The United States government consists of three branches: executive, legislative, and judicial. The Constitution’s separation of powers was established to ensure a checks and balances system. This way, the power is not concentrated in the hands of a few, and the entire political system is not monopolized. The purpose of this essay is to examine the role of each branch in the present-day U.S. government.
The legislative branch in the U.S. consists of the House of Representatives and the Senate that form the Congress. The Congressional elections often become the focus of attention in numerous studies, concerning the factors that influence the outcome of the vote. Ferguson, Jorgensen, and Chen (2016) conducted profound research on the correlation between funds spent on Congressional campaigns and their results. They concluded that the U.S. exhibits what they call “a money-driven political system” (Ferguson et al., 2016, p. 26). Therefore, the correlation is direct, so it is usually the candidate willing to spend more money that is elected, which may hurt representation in Congress.
While its primary purpose is to enact legislation, Congress also oversees the executive branch, limiting the power of the president. Nevertheless, the U.S. leaders have been able to conduct their policy, despite the constraints. Goldgeier and Sanders (2016) say that the system of checks and balances is not as strong as it used to be. The main reasons for that are the polarization of Congress, as well as the decline of its expertise in foreign affairs.
Furthermore, polarization has influenced the third branch of the government. The Supreme Court is the final judicial arbiter in the U.S., and it consists of nine Supreme Court Justices nominated by the president and confirmed by the Senate. Devins and Baum (2016) say that political polarization has an impact on identifying Court nominees and shapes the public view on crucial matters. These factors affect the decisions made by the Supreme Court.
All in all, all three branches of the U.S. government are interdependent and impose limits on one another. These limits were created to make sure that the branches work together on topical issues. However, the system of checks and balances now faces new challenges caused by the polarization of Congress. While each branch has its distinct role, changes in one of them affect the others.
Devins, N., & Baum, L. (2017). Split definitive: How party polarization turned the Supreme Court into a Partisan Court.
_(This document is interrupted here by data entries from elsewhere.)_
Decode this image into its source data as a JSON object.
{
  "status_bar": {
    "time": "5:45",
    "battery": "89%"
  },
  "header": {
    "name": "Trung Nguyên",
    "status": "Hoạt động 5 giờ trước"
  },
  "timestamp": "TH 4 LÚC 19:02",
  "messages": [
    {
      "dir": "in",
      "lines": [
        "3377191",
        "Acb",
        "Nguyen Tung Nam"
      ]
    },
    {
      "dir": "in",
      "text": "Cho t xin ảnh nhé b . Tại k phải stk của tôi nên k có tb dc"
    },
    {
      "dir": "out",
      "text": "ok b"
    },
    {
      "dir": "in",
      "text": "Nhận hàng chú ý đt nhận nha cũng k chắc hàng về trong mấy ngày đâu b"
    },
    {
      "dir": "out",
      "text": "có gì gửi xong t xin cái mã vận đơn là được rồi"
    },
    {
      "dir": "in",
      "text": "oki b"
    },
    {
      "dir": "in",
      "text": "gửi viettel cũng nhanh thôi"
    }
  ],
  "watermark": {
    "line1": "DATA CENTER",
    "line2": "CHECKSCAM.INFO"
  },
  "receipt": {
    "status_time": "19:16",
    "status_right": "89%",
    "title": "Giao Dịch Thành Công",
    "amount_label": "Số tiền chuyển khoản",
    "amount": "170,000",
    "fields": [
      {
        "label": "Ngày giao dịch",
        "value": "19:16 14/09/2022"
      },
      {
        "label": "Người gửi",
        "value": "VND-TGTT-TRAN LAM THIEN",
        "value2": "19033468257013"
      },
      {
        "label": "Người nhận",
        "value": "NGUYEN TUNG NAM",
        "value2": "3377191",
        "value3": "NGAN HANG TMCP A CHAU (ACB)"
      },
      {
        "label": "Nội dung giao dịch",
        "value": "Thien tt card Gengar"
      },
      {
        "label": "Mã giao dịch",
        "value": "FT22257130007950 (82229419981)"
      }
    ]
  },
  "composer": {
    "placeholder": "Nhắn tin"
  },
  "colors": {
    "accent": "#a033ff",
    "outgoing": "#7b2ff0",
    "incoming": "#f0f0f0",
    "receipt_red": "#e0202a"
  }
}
The Supreme Court Review, 2016(1), 301-365. Web.
Ferguson, T., Jorgensen, P. & Chen, J. (2016). How money drives U.S. congressional elections. Institute for New Economic Thinking Working Paper Series, 48, 1-44. Web.
Goldgeier, J.M., & Saunders, E.N. (2018). The unconstrained presidency: Checks and balances eroded long before Trump. Foreign Affairs (Council on Foreign Relations), 97(5), 144-156.